I want to understand debt and loans a little better. I have some student loans, and the idea of debt is both very scary to me and very, very real! I want to pay off my loans as quickly as I can and live debt-free–but I also know that loans and debt can help people get rich. So what I’m hoping to do is learn a little more about how loans and debt actually work, so that I can do that savvy-people thing of turning loans into wealth, instead of doing that naïve-people thing of having debts mount up. What’s the difference? How do I get the most out of loans and debt without putting myself at risk?
Loans and debt are powerful–and dangerous–tools for building wealth and a secure financial future. As you’ve discovered already, having debt can be stressful. But you’ve also, of course, discovered that debt can help you acquire very valuable things–like your college education. In the long run, it’s quite likely that you’ll find yourself wealthier thanks to your decision to take out student loans. The education that your loans gave you access to will give you opportunities to earn a higher income, more than offsetting your loan payments. In a nutshell, this is the hallmark of what we call “good debt:” you’re using debt in a way that gives you an asset that, in turn, increases your wealth.
Before we get deeper into that, though, let’s talk about loans and debt in general. You probably know the basics: when a lender loans money, the loan stipulates a timeframe and rules for the borrower to pay the lender back. The amount being borrowed is the principal, while the extra amount the borrower pays back (in order to make the loan a worthwhile investment to the lender) is the interest. The interest rate is a key part of the loan: if it’s very high, as is the case with short-term debt, it makes it easy for the borrower to get trapped in a cycle of debt. Imagine only being able to pay off the interest, leaving the principal of the loan untouched–and therefore triggering more interest and penalties! That, unfortunately, is a daily reality for many Americans.

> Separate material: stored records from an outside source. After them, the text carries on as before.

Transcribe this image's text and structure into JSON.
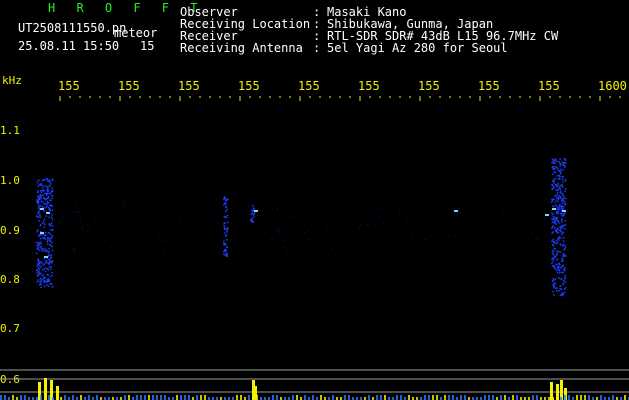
{
  "header": {
    "title": "H R O F F T",
    "filename": "UT2508111550.pn",
    "mode": "meteor",
    "datetime": "25.08.11 15:50",
    "count": "15",
    "labels": [
      "Observer",
      "Receiving Location",
      "Receiver",
      "Receiving Antenna"
    ],
    "colons": [
      ":",
      ":",
      ":",
      ":"
    ],
    "values": [
      "Masaki Kano",
      "Shibukawa, Gunma, Japan",
      "RTL-SDR SDR# 43dB L15 96.7MHz CW",
      "5el Yagi Az 280 for Seoul"
    ]
  },
  "freq_axis": {
    "unit": "kHz",
    "ticks": [
      "155",
      "155",
      "155",
      "155",
      "155",
      "155",
      "155",
      "155",
      "155",
      "1600"
    ]
  },
  "y_axis": {
    "ticks": [
      "1.1",
      "1.0",
      "0.9",
      "0.8",
      "0.7",
      "0.6"
    ]
  },
  "colors": {
    "background": "#000000",
    "title": "#22ee22",
    "text": "#ffffff",
    "axis": "#f2f200",
    "spectrum": "#1f3cff",
    "spectrum_bright": "#7fd4ff",
    "histogram": "#f2f200"
  },
  "spectrogram": {
    "type": "spectrogram",
    "events": [
      {
        "x": "155",
        "band": "0.8-1.0"
      },
      {
        "x": "155",
        "band": "0.9-1.0"
      },
      {
        "x": "155",
        "band": "0.8-1.0"
      }
    ]
  }
}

Lower interest rates are better, and interest rates tend to be lowest on “secured loans”–loans in which the borrower puts something up as collateral. If you don’t pay your car loan, for instance, the car will be repossessed, giving the lender something to sell off so that they can get some cash to offset their losses. Less risk for the lender means lower interest rates for the borrower.
There are all types of loans and debt: personal loans, business loans, mortgages, car loans, payday loans, credit cards, and more. The best way to decide which sorts of debt are healthiest is to ask yourself a few basic questions: is the loan giving you the power to acquire a wealth-building asset? Is the interest rate low or high? And what is the size of the loan?
The best kinds of debt give you access to wealth-building assets (like homes and educations), feature low interest rates, and are large enough to be necessary yet small enough to fit your budget. Any kind of loan can be toxic if you can’t afford it, and smaller loans can be bad for you if their interest rates are high or if you simply don’t need to take them out (why pay interest if you could simply budget a little better and buy what you want in cash?). Steer well clear of short-term debt, like credit card debt and payday loans.
Life is complicated, of course, and you should always review the terms of loans very carefully. But, generally speaking, the rules above make good guidelines for healthy borrowing. Take care of your financial future, and avoid bad debt!
“Financial freedom is available to those who learn about it and work for it.” — Robert Kiyosaki